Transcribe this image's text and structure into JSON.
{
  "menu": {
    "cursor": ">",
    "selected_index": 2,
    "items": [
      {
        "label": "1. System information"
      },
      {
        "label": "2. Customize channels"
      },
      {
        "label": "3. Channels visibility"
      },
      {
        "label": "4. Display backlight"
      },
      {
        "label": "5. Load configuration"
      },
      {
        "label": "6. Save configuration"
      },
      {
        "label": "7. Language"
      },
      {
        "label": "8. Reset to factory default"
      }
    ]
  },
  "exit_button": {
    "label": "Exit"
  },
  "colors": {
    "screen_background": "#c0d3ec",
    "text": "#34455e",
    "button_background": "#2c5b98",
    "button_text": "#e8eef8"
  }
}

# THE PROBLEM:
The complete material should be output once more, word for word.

# WRITTEN ANSWER:
Transcribe this image's text and structure into JSON.
{
  "menu": {
    "cursor": ">",
    "selected_index": 2,
    "items": [
      {
        "label": "1. System information"
      },
      {
        "label": "2. Customize channels"
      },
      {
        "label": "3. Channels visibility"
      },
      {
        "label": "4. Display backlight"
      },
      {
        "label": "5. Load configuration"
      },
      {
        "label": "6. Save configuration"
      },
      {
        "label": "7. Language"
      },
      {
        "label": "8. Reset to factory default"
      }
    ]
  },
  "exit_button": {
    "label": "Exit"
  },
  "colors": {
    "screen_background": "#c0d3ec",
    "text": "#34455e",
    "button_background": "#2c5b98",
    "button_text": "#e8eef8"
  }
}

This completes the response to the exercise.